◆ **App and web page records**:
══════════
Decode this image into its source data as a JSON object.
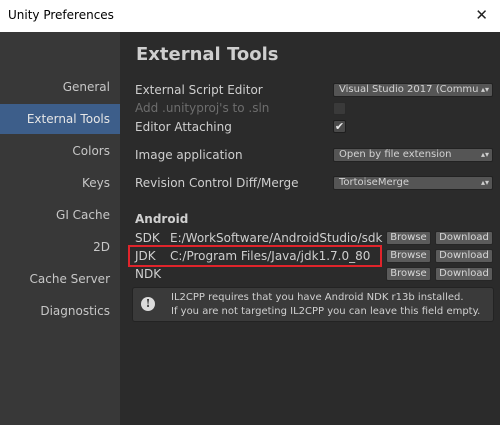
{
  "window": {
    "title": "Unity Preferences",
    "close_glyph": "✕"
  },
  "sidebar": {
    "items": [
      {
        "label": "General",
        "active": false
      },
      {
        "label": "External Tools",
        "active": true
      },
      {
        "label": "Colors",
        "active": false
      },
      {
        "label": "Keys",
        "active": false
      },
      {
        "label": "GI Cache",
        "active": false
      },
      {
        "label": "2D",
        "active": false
      },
      {
        "label": "Cache Server",
        "active": false
      },
      {
        "label": "Diagnostics",
        "active": false
      }
    ]
  },
  "main": {
    "heading": "External Tools",
    "script_editor": {
      "label": "External Script Editor",
      "value": "Visual Studio 2017 (Commu"
    },
    "unityproj": {
      "label": "Add .unityproj's to .sln",
      "checked": false,
      "disabled": true
    },
    "editor_attaching": {
      "label": "Editor Attaching",
      "checked": true,
      "check_glyph": "✔"
    },
    "image_app": {
      "label": "Image application",
      "value": "Open by file extension"
    },
    "revision_control": {
      "label": "Revision Control Diff/Merge",
      "value": "TortoiseMerge"
    },
    "android": {
      "title": "Android",
      "sdk": {
        "label": "SDK",
        "path": "E:/WorkSoftware/AndroidStudio/sdk"
      },
      "jdk": {
        "label": "JDK",
        "path": "C:/Program Files/Java/jdk1.7.0_80"
      },
      "ndk": {
        "label": "NDK",
        "path": ""
      },
      "browse_label": "Browse",
      "download_label": "Download"
    },
    "info": {
      "icon_glyph": "!",
      "line1": "IL2CPP requires that you have Android NDK r13b installed.",
      "line2": "If you are not targeting IL2CPP you can leave this field empty."
    },
    "dropdown_arrow": "▴▾"
  },
  "colors": {
    "selection": "#3d5e8a",
    "highlight_box": "#e0242b"
  }
}
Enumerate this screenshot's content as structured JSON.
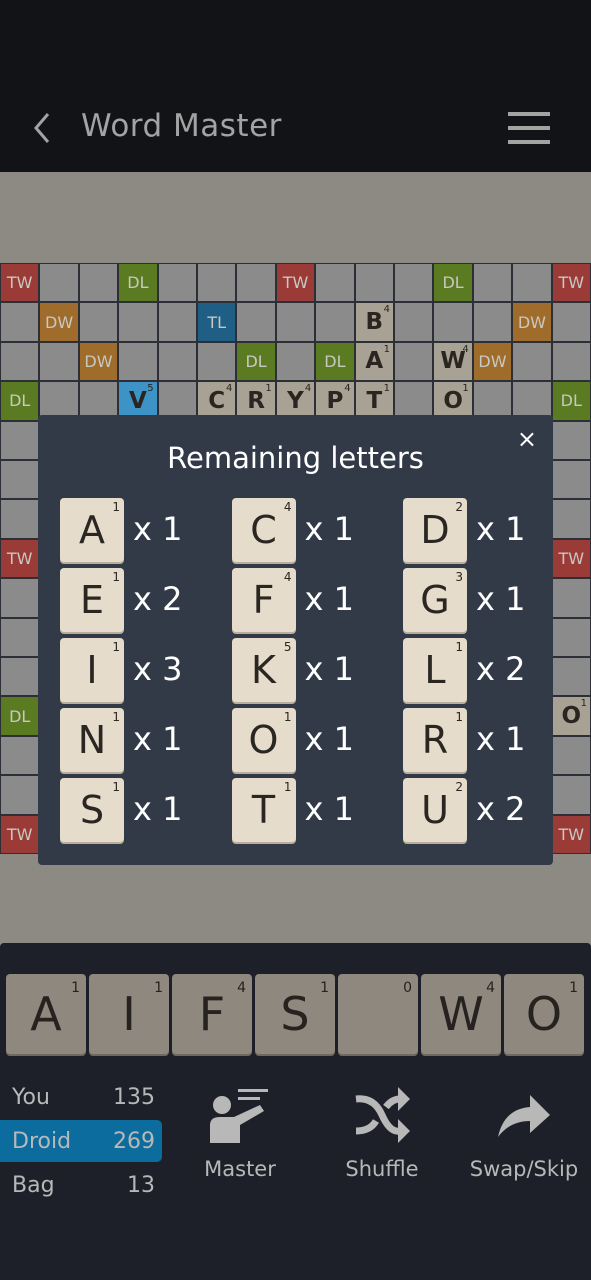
{
  "header": {
    "title": "Word Master",
    "icons": [
      "chevron-left-icon",
      "moon-icon",
      "hamburger-menu-icon"
    ]
  },
  "board": {
    "rows": [
      [
        "TW",
        "",
        "",
        "DL",
        "",
        "",
        "",
        "TW",
        "",
        "",
        "",
        "DL",
        "",
        "",
        "TW"
      ],
      [
        "",
        "DW",
        "",
        "",
        "",
        "TL",
        "",
        "",
        "",
        {
          "letter": "B",
          "value": "4"
        },
        "",
        "",
        "",
        "DW",
        ""
      ],
      [
        "",
        "",
        "DW",
        "",
        "",
        "",
        "DL",
        "",
        "DL",
        {
          "letter": "A",
          "value": "1"
        },
        "",
        {
          "letter": "W",
          "value": "4"
        },
        "DW",
        "",
        ""
      ],
      [
        "DL",
        "",
        "",
        {
          "letter": "V",
          "value": "5",
          "new": true
        },
        "",
        {
          "letter": "C",
          "value": "4"
        },
        {
          "letter": "R",
          "value": "1"
        },
        {
          "letter": "Y",
          "value": "4"
        },
        {
          "letter": "P",
          "value": "4"
        },
        {
          "letter": "T",
          "value": "1"
        },
        "",
        {
          "letter": "O",
          "value": "1"
        },
        "",
        "",
        "DL"
      ],
      [
        "",
        "",
        "",
        "",
        "",
        "",
        "",
        "",
        "",
        "",
        "",
        "",
        "",
        "",
        ""
      ],
      [
        "",
        "",
        "",
        "",
        "",
        "",
        "",
        "",
        "",
        "",
        "",
        "",
        "",
        "",
        ""
      ],
      [
        "",
        "",
        "",
        "",
        "",
        "",
        "",
        "",
        "",
        "",
        "",
        "",
        "",
        "",
        ""
      ],
      [
        "TW",
        "",
        "",
        "",
        "",
        "",
        "",
        "",
        "",
        "",
        "",
        "",
        "",
        "",
        "TW"
      ],
      [
        "",
        "",
        "",
        "",
        "",
        "",
        "",
        "",
        "",
        "",
        "",
        "",
        "",
        "",
        ""
      ],
      [
        "",
        "",
        "",
        "",
        "",
        "",
        "",
        "",
        "",
        "",
        "",
        "",
        "",
        "",
        ""
      ],
      [
        "",
        "",
        "",
        "",
        "",
        "",
        "",
        "",
        "",
        "",
        "",
        "",
        "",
        "",
        ""
      ],
      [
        "DL",
        "",
        "",
        "",
        "",
        "",
        "",
        "",
        "",
        "",
        "",
        "",
        "",
        "",
        {
          "letter": "O",
          "value": "1"
        }
      ],
      [
        "",
        "",
        "",
        "",
        "",
        "",
        "",
        "",
        "",
        "",
        "",
        "",
        "",
        "",
        ""
      ],
      [
        "",
        "",
        "",
        "",
        "",
        "",
        "",
        "",
        "",
        "",
        "",
        "",
        "",
        "",
        ""
      ],
      [
        "TW",
        "",
        "",
        "",
        "",
        "",
        "",
        "",
        "",
        "",
        "",
        "",
        "",
        "",
        "TW"
      ]
    ]
  },
  "modal": {
    "title": "Remaining letters",
    "close": "×",
    "letters": [
      {
        "letter": "A",
        "value": "1",
        "count": "x 1"
      },
      {
        "letter": "C",
        "value": "4",
        "count": "x 1"
      },
      {
        "letter": "D",
        "value": "2",
        "count": "x 1"
      },
      {
        "letter": "E",
        "value": "1",
        "count": "x 2"
      },
      {
        "letter": "F",
        "value": "4",
        "count": "x 1"
      },
      {
        "letter": "G",
        "value": "3",
        "count": "x 1"
      },
      {
        "letter": "I",
        "value": "1",
        "count": "x 3"
      },
      {
        "letter": "K",
        "value": "5",
        "count": "x 1"
      },
      {
        "letter": "L",
        "value": "1",
        "count": "x 2"
      },
      {
        "letter": "N",
        "value": "1",
        "count": "x 1"
      },
      {
        "letter": "O",
        "value": "1",
        "count": "x 1"
      },
      {
        "letter": "R",
        "value": "1",
        "count": "x 1"
      },
      {
        "letter": "S",
        "value": "1",
        "count": "x 1"
      },
      {
        "letter": "T",
        "value": "1",
        "count": "x 1"
      },
      {
        "letter": "U",
        "value": "2",
        "count": "x 2"
      }
    ]
  },
  "rack": [
    {
      "letter": "A",
      "value": "1"
    },
    {
      "letter": "I",
      "value": "1"
    },
    {
      "letter": "F",
      "value": "4"
    },
    {
      "letter": "S",
      "value": "1"
    },
    {
      "letter": "",
      "value": "0"
    },
    {
      "letter": "W",
      "value": "4"
    },
    {
      "letter": "O",
      "value": "1"
    }
  ],
  "scores": [
    {
      "label": "You",
      "value": "135"
    },
    {
      "label": "Droid",
      "value": "269",
      "active": true
    },
    {
      "label": "Bag",
      "value": "13"
    }
  ],
  "actions": [
    {
      "label": "Master",
      "icon": "teacher-icon"
    },
    {
      "label": "Shuffle",
      "icon": "shuffle-icon"
    },
    {
      "label": "Swap/Skip",
      "icon": "share-arrow-icon"
    }
  ],
  "colors": {
    "accent": "#0d6c9e",
    "TW": "#9b3b38",
    "DL": "#5b7b22",
    "DW": "#a06c2c",
    "TL": "#1f5f86"
  }
}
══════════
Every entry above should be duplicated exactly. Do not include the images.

Decode this image into its source data as a JSON object.
{
  "window": {
    "title": "Unity Preferences",
    "close_glyph": "✕"
  },
  "sidebar": {
    "items": [
      {
        "label": "General",
        "active": false
      },
      {
        "label": "External Tools",
        "active": true
      },
      {
        "label": "Colors",
        "active": false
      },
      {
        "label": "Keys",
        "active": false
      },
      {
        "label": "GI Cache",
        "active": false
      },
      {
        "label": "2D",
        "active": false
      },
      {
        "label": "Cache Server",
        "active": false
      },
      {
        "label": "Diagnostics",
        "active": false
      }
    ]
  },
  "main": {
    "heading": "External Tools",
    "script_editor": {
      "label": "External Script Editor",
      "value": "Visual Studio 2017 (Commu"
    },
    "unityproj": {
      "label": "Add .unityproj's to .sln",
      "checked": false,
      "disabled": true
    },
    "editor_attaching": {
      "label": "Editor Attaching",
      "checked": true,
      "check_glyph": "✔"
    },
    "image_app": {
      "label": "Image application",
      "value": "Open by file extension"
    },
    "revision_control": {
      "label": "Revision Control Diff/Merge",
      "value": "TortoiseMerge"
    },
    "android": {
      "title": "Android",
      "sdk": {
        "label": "SDK",
        "path": "E:/WorkSoftware/AndroidStudio/sdk"
      },
      "jdk": {
        "label": "JDK",
        "path": "C:/Program Files/Java/jdk1.7.0_80"
      },
      "ndk": {
        "label": "NDK",
        "path": ""
      },
      "browse_label": "Browse",
      "download_label": "Download"
    },
    "info": {
      "icon_glyph": "!",
      "line1": "IL2CPP requires that you have Android NDK r13b installed.",
      "line2": "If you are not targeting IL2CPP you can leave this field empty."
    },
    "dropdown_arrow": "▴▾"
  },
  "colors": {
    "selection": "#3d5e8a",
    "highlight_box": "#e0242b"
  }
}
Enumerate this screenshot's content as structured JSON.
{
  "header": {
    "title": "Word Master",
    "icons": [
      "chevron-left-icon",
      "moon-icon",
      "hamburger-menu-icon"
    ]
  },
  "board": {
    "rows": [
      [
        "TW",
        "",
        "",
        "DL",
        "",
        "",
        "",
        "TW",
        "",
        "",
        "",
        "DL",
        "",
        "",
        "TW"
      ],
      [
        "",
        "DW",
        "",
        "",
        "",
        "TL",
        "",
        "",
        "",
        {
          "letter": "B",
          "value": "4"
        },
        "",
        "",
        "",
        "DW",
        ""
      ],
      [
        "",
        "",
        "DW",
        "",
        "",
        "",
        "DL",
        "",
        "DL",
        {
          "letter": "A",
          "value": "1"
        },
        "",
        {
          "letter": "W",
          "value": "4"
        },
        "DW",
        "",
        ""
      ],
      [
        "DL",
        "",
        "",
        {
          "letter": "V",
          "value": "5",
          "new": true
        },
        "",
        {
          "letter": "C",
          "value": "4"
        },
        {
          "letter": "R",
          "value": "1"
        },
        {
          "letter": "Y",
          "value": "4"
        },
        {
          "letter": "P",
          "value": "4"
        },
        {
          "letter": "T",
          "value": "1"
        },
        "",
        {
          "letter": "O",
          "value": "1"
        },
        "",
        "",
        "DL"
      ],
      [
        "",
        "",
        "",
        "",
        "",
        "",
        "",
        "",
        "",
        "",
        "",
        "",
        "",
        "",
        ""
      ],
      [
        "",
        "",
        "",
        "",
        "",
        "",
        "",
        "",
        "",
        "",
        "",
        "",
        "",
        "",
        ""
      ],
      [
        "",
        "",
        "",
        "",
        "",
        "",
        "",
        "",
        "",
        "",
        "",
        "",
        "",
        "",
        ""
      ],
      [
        "TW",
        "",
        "",
        "",
        "",
        "",
        "",
        "",
        "",
        "",
        "",
        "",
        "",
        "",
        "TW"
      ],
      [
        "",
        "",
        "",
        "",
        "",
        "",
        "",
        "",
        "",
        "",
        "",
        "",
        "",
        "",
        ""
      ],
      [
        "",
        "",
        "",
        "",
        "",
        "",
        "",
        "",
        "",
        "",
        "",
        "",
        "",
        "",
        ""
      ],
      [
        "",
        "",
        "",
        "",
        "",
        "",
        "",
        "",
        "",
        "",
        "",
        "",
        "",
        "",
        ""
      ],
      [
        "DL",
        "",
        "",
        "",
        "",
        "",
        "",
        "",
        "",
        "",
        "",
        "",
        "",
        "",
        {
          "letter": "O",
          "value": "1"
        }
      ],
      [
        "",
        "",
        "",
        "",
        "",
        "",
        "",
        "",
        "",
        "",
        "",
        "",
        "",
        "",
        ""
      ],
      [
        "",
        "",
        "",
        "",
        "",
        "",
        "",
        "",
        "",
        "",
        "",
        "",
        "",
        "",
        ""
      ],
      [
        "TW",
        "",
        "",
        "",
        "",
        "",
        "",
        "",
        "",
        "",
        "",
        "",
        "",
        "",
        "TW"
      ]
    ]
  },
  "modal": {
    "title": "Remaining letters",
    "close": "×",
    "letters": [
      {
        "letter": "A",
        "value": "1",
        "count": "x 1"
      },
      {
        "letter": "C",
        "value": "4",
        "count": "x 1"
      },
      {
        "letter": "D",
        "value": "2",
        "count": "x 1"
      },
      {
        "letter": "E",
        "value": "1",
        "count": "x 2"
      },
      {
        "letter": "F",
        "value": "4",
        "count": "x 1"
      },
      {
        "letter": "G",
        "value": "3",
        "count": "x 1"
      },
      {
        "letter": "I",
        "value": "1",
        "count": "x 3"
      },
      {
        "letter": "K",
        "value": "5",
        "count": "x 1"
      },
      {
        "letter": "L",
        "value": "1",
        "count": "x 2"
      },
      {
        "letter": "N",
        "value": "1",
        "count": "x 1"
      },
      {
        "letter": "O",
        "value": "1",
        "count": "x 1"
      },
      {
        "letter": "R",
        "value": "1",
        "count": "x 1"
      },
      {
        "letter": "S",
        "value": "1",
        "count": "x 1"
      },
      {
        "letter": "T",
        "value": "1",
        "count": "x 1"
      },
      {
        "letter": "U",
        "value": "2",
        "count": "x 2"
      }
    ]
  },
  "rack": [
    {
      "letter": "A",
      "value": "1"
    },
    {
      "letter": "I",
      "value": "1"
    },
    {
      "letter": "F",
      "value": "4"
    },
    {
      "letter": "S",
      "value": "1"
    },
    {
      "letter": "",
      "value": "0"
    },
    {
      "letter": "W",
      "value": "4"
    },
    {
      "letter": "O",
      "value": "1"
    }
  ],
  "scores": [
    {
      "label": "You",
      "value": "135"
    },
    {
      "label": "Droid",
      "value": "269",
      "active": true
    },
    {
      "label": "Bag",
      "value": "13"
    }
  ],
  "actions": [
    {
      "label": "Master",
      "icon": "teacher-icon"
    },
    {
      "label": "Shuffle",
      "icon": "shuffle-icon"
    },
    {
      "label": "Swap/Skip",
      "icon": "share-arrow-icon"
    }
  ],
  "colors": {
    "accent": "#0d6c9e",
    "TW": "#9b3b38",
    "DL": "#5b7b22",
    "DW": "#a06c2c",
    "TL": "#1f5f86"
  }
}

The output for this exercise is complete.